The first Smallpox immunization was a fight back against disease.
For the first time, it gave everyone a chance.
And hundreds of vaccines later,​
Across two and a quarter centuries.
Billions of people have lived longer lives.​
Grown up to become firefighters. Doctors. Musicians. ​
Fathers. Mothers. Brothers. Sisters.​
Vaccines might not get credit for that first kiss.
That winning goal.​
That special day.​
That final hug.
But their worth isn't just measured in doses given. ​
It's in minutes given back.​
And lives prolonged.​

Vaccines provide opportunity and hope for all of us to enjoy ​a more fulfilling life. ​
And that's something we should all be fighting for.​
Vaccines, in the pursuit of a long life well lived.​

This World Immunization Week we can spread the message that vaccines provide everyone a chance at a fulfilling life - #LongLifeForAll.

Join us around the theme “Long Life For All” to unify people around the idea that vaccines make it possible for us to follow our dreams, protect our loved ones and live a long, healthy life.

Assets are available in all UN languages and open design files for your adaption to local context, to add your logo and/or for translation into further languages. Please treat as creative commons.

Starting from childhood, vaccines for common diseases like measles, diarrheal diseases and pneumonia allow us to go to school, play with friends and make memories with loved ones. And as we grow up and make new memories, other vaccines like those that protect against the flu or cervical cancer keep people healthy so that they can go to work, travel and spend more time with the people they love. Everyone deserves a chance to live a healthy, fulfilling life – no matter who they are or where they live.

We need to harness the commitment and expertise of programmes, partners, and advocates around the world to close the coverage gaps – and to reach the 23 million children who missed out on basic vaccines in 2020 - the highest number since 2009.


A Brief History of Vaccines
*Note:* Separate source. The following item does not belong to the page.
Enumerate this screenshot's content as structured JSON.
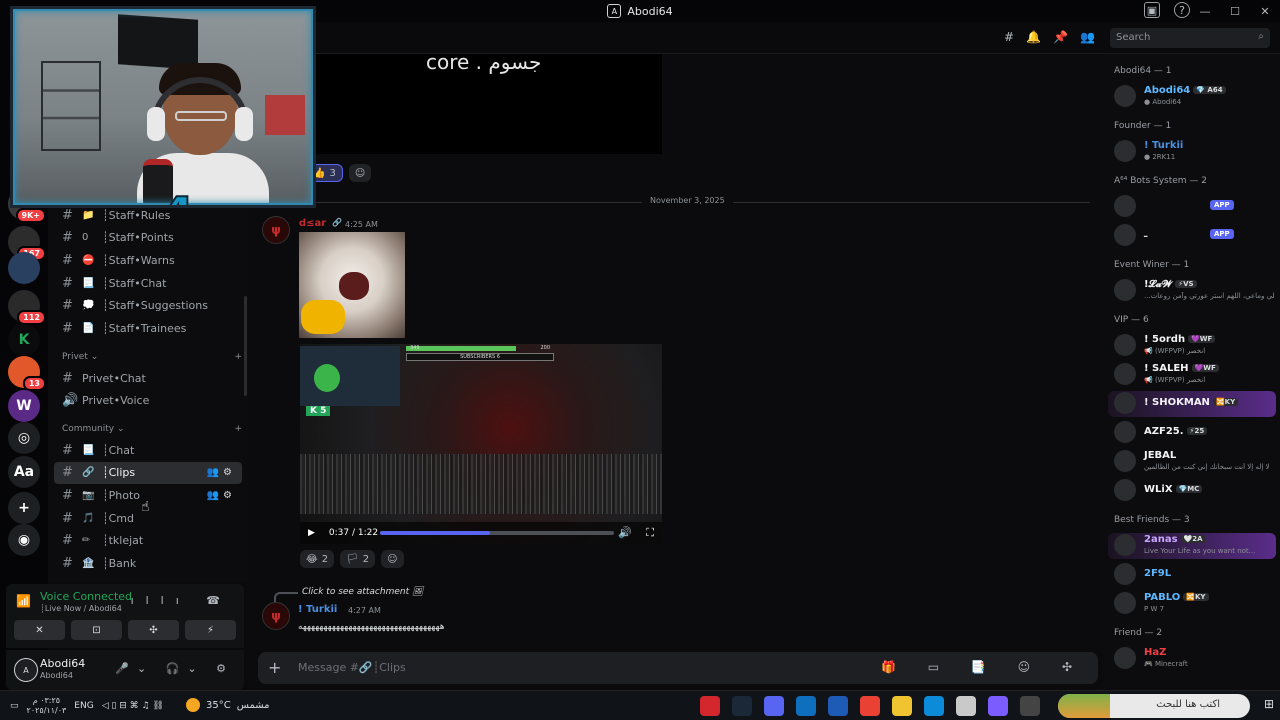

Since at least the 1400s, people have looked for ways to protect themselves against infectious disease. From the practice of “ variolation ” in the 15th century to today’s mRNA vaccines, immunization has a long history. Integral to that history has been the World Health Organization (WHO), whose global vaccine drives through the 20th and 21st centuries have played such a crucial role in reducing serious illness. For World Immunization Week, the WHO has teamed up with Google Arts & Culture and scientific institutions from around the world to bring this history vividly to life with A Brief History of Vaccination.
It’s time to get essential immunization back on track